## WHAT IS EXPECTED
Return each line of the records below that contains the word "GUIDevTier".

Segment Open

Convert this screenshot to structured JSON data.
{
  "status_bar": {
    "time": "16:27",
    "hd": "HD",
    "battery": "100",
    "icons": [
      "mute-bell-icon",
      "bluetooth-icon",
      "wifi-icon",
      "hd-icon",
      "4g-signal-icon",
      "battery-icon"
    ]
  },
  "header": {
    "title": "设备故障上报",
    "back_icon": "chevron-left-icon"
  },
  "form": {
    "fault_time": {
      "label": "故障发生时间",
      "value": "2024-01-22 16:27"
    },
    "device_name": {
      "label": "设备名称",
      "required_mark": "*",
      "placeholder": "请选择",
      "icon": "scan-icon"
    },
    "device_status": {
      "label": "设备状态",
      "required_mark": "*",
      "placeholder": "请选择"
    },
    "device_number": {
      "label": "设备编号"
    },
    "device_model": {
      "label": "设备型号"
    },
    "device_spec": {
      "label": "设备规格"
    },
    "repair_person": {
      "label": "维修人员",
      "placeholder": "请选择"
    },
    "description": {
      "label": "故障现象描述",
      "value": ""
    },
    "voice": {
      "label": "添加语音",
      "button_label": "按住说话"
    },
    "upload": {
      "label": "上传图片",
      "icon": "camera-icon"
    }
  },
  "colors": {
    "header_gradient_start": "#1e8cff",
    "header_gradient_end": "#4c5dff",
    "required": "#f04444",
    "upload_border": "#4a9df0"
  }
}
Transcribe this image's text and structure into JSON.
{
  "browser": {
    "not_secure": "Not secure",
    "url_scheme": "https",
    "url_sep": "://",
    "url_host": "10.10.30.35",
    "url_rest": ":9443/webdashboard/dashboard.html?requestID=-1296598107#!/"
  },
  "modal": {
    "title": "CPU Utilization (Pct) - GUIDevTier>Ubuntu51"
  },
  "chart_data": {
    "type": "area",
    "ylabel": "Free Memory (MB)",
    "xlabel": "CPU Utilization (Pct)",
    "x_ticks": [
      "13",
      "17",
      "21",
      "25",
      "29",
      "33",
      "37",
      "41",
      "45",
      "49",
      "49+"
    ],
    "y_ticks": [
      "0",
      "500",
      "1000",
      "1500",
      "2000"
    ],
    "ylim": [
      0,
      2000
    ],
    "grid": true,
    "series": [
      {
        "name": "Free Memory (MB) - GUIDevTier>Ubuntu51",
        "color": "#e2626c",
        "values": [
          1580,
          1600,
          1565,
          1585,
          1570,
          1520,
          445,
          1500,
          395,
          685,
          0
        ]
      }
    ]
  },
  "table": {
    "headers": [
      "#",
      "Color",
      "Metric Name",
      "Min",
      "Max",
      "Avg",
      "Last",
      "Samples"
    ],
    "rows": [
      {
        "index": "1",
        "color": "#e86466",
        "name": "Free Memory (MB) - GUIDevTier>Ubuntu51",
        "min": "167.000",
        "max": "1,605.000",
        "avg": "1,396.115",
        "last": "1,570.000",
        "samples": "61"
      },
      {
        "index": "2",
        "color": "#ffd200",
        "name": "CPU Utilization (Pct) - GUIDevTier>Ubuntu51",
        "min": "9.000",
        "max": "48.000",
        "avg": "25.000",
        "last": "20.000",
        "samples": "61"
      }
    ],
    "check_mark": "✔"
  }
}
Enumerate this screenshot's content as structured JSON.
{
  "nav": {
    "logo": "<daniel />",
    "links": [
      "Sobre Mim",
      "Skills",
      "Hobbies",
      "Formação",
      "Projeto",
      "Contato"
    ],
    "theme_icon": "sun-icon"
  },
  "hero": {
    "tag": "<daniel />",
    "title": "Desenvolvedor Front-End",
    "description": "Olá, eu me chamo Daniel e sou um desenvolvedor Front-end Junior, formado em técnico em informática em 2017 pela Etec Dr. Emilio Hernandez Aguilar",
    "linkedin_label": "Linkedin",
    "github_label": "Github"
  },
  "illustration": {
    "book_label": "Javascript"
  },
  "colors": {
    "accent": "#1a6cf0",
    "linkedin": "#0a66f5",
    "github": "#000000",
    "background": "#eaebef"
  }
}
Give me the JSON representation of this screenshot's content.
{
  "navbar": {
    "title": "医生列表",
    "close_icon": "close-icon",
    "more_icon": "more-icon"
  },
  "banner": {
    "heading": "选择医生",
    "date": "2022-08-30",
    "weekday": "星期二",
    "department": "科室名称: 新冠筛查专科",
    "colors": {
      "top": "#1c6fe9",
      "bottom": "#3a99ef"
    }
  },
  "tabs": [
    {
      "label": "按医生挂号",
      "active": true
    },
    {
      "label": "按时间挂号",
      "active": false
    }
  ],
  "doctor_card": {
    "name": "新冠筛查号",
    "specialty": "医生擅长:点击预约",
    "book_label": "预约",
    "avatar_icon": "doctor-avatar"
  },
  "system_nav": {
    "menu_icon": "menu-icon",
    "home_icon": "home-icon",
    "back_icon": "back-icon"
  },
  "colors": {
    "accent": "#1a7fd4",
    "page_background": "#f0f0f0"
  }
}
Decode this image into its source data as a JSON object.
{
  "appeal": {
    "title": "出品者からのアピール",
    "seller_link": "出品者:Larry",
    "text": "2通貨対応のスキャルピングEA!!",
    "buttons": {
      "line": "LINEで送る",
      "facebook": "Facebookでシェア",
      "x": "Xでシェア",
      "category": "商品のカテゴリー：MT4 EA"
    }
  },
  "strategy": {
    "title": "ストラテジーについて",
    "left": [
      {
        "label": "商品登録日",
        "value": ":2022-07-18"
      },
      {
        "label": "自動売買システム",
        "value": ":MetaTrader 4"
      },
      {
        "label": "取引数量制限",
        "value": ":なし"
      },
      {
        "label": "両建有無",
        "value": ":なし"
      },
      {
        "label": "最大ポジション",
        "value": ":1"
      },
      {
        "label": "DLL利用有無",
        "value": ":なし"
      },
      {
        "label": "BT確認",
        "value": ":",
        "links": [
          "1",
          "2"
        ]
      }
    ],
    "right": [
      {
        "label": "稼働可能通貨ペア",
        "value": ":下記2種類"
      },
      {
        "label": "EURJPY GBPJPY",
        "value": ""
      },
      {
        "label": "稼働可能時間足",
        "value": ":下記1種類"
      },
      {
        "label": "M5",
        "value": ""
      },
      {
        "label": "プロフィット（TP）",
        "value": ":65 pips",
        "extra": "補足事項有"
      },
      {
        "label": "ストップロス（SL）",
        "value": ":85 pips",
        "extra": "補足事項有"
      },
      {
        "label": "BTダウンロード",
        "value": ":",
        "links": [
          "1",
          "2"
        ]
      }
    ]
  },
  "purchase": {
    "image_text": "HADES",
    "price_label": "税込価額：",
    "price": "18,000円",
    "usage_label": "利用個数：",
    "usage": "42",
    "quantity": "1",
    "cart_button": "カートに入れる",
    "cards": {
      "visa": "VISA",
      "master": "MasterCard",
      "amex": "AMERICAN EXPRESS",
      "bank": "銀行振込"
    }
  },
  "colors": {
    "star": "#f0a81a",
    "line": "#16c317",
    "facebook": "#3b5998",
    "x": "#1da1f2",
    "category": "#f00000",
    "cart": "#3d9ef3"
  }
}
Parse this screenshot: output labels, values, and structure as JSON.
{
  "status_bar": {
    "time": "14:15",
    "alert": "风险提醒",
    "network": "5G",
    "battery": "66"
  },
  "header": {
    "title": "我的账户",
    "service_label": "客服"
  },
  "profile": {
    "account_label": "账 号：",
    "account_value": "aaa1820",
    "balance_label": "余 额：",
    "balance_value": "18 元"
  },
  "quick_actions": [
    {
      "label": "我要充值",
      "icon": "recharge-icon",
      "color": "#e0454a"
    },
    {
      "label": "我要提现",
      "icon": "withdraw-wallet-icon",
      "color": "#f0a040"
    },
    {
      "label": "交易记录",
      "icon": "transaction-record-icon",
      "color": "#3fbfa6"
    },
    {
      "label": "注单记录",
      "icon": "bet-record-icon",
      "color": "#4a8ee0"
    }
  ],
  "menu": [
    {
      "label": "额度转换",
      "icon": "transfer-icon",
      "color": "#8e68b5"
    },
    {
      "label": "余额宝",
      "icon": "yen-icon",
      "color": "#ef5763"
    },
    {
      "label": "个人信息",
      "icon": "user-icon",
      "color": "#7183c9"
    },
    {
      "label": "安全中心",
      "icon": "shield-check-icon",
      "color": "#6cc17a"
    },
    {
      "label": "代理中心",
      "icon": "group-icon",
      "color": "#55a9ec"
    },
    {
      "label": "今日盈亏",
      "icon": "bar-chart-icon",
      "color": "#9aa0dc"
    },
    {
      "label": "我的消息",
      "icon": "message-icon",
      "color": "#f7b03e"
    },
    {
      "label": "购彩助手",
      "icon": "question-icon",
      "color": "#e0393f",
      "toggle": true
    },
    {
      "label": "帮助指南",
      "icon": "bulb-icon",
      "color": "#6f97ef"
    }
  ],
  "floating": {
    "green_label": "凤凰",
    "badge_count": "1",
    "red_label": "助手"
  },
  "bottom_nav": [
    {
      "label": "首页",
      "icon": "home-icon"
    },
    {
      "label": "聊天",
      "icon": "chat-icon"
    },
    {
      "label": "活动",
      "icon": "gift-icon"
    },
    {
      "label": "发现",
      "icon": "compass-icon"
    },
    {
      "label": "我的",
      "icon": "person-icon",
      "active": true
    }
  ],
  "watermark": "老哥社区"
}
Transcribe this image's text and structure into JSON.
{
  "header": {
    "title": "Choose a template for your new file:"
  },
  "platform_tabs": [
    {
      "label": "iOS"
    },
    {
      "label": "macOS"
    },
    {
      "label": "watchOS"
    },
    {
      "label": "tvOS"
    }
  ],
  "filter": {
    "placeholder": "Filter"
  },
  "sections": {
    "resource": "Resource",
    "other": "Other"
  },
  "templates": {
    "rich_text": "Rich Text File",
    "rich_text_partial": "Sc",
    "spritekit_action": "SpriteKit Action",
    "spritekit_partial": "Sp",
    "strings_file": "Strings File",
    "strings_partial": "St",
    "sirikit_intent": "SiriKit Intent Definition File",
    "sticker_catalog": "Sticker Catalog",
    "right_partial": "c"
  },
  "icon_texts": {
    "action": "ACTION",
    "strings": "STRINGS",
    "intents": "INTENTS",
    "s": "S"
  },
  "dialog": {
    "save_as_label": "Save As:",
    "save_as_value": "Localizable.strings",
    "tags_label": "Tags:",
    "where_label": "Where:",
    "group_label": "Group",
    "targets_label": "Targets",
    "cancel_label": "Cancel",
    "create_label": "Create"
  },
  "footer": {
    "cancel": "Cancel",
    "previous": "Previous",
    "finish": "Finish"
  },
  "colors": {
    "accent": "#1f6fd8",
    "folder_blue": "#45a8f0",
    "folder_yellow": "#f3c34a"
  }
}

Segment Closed

## RESPONSE FOR THIS EXERCISE
    "title": "CPU Utilization (Pct) - GUIDevTier>Ubuntu51"
        "name": "Free Memory (MB) - GUIDevTier>Ubuntu51",
        "name": "Free Memory (MB) - GUIDevTier>Ubuntu51",
        "name": "CPU Utilization (Pct) - GUIDevTier>Ubuntu51",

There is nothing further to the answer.